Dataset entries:
_ _ _ _

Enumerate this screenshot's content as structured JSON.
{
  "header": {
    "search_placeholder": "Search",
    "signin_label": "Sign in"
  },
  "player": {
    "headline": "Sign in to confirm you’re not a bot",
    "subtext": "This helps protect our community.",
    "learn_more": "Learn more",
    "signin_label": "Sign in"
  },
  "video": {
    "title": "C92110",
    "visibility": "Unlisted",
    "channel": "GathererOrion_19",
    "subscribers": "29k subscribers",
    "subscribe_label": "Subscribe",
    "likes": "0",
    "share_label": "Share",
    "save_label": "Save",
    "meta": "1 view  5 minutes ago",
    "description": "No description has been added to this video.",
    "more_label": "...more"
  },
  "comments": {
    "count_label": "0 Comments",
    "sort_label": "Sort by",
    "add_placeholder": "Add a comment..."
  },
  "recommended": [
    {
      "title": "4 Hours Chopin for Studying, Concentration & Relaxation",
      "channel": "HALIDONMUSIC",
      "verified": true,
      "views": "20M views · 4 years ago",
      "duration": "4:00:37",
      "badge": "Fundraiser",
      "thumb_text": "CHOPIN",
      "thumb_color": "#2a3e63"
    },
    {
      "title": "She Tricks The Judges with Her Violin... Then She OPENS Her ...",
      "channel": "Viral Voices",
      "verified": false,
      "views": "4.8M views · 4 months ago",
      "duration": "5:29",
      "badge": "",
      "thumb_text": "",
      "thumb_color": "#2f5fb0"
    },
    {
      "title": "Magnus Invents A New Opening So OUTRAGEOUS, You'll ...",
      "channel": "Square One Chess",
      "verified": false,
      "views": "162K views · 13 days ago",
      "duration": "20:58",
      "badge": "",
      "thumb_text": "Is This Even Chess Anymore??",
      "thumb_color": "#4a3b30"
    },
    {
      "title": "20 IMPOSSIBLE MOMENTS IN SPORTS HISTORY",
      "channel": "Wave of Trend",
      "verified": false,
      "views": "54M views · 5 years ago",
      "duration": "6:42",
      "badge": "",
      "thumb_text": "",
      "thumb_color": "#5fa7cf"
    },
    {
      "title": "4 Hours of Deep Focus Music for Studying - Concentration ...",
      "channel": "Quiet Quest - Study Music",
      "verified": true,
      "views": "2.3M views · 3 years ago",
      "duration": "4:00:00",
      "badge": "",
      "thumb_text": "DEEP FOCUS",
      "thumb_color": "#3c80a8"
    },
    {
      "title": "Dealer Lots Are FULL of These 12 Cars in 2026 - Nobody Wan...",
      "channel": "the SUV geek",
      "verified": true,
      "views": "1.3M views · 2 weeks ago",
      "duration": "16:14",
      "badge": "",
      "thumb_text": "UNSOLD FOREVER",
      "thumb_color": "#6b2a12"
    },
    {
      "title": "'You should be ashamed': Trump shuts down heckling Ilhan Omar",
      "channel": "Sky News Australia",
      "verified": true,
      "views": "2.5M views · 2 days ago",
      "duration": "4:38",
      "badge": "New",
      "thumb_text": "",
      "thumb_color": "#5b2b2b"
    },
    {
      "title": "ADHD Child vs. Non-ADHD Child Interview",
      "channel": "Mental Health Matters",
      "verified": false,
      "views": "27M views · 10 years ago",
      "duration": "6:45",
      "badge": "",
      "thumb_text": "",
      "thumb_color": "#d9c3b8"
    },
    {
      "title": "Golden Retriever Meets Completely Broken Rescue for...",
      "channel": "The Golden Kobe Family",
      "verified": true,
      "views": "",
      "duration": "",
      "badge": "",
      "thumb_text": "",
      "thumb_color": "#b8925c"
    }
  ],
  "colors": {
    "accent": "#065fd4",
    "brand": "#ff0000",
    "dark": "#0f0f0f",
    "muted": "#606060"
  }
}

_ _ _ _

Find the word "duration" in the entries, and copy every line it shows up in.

      "duration": "4:00:37",
      "duration": "5:29",
      "duration": "20:58",
      "duration": "6:42",
      "duration": "4:00:00",
      "duration": "16:14",
      "duration": "4:38",
      "duration": "6:45",
      "duration": "",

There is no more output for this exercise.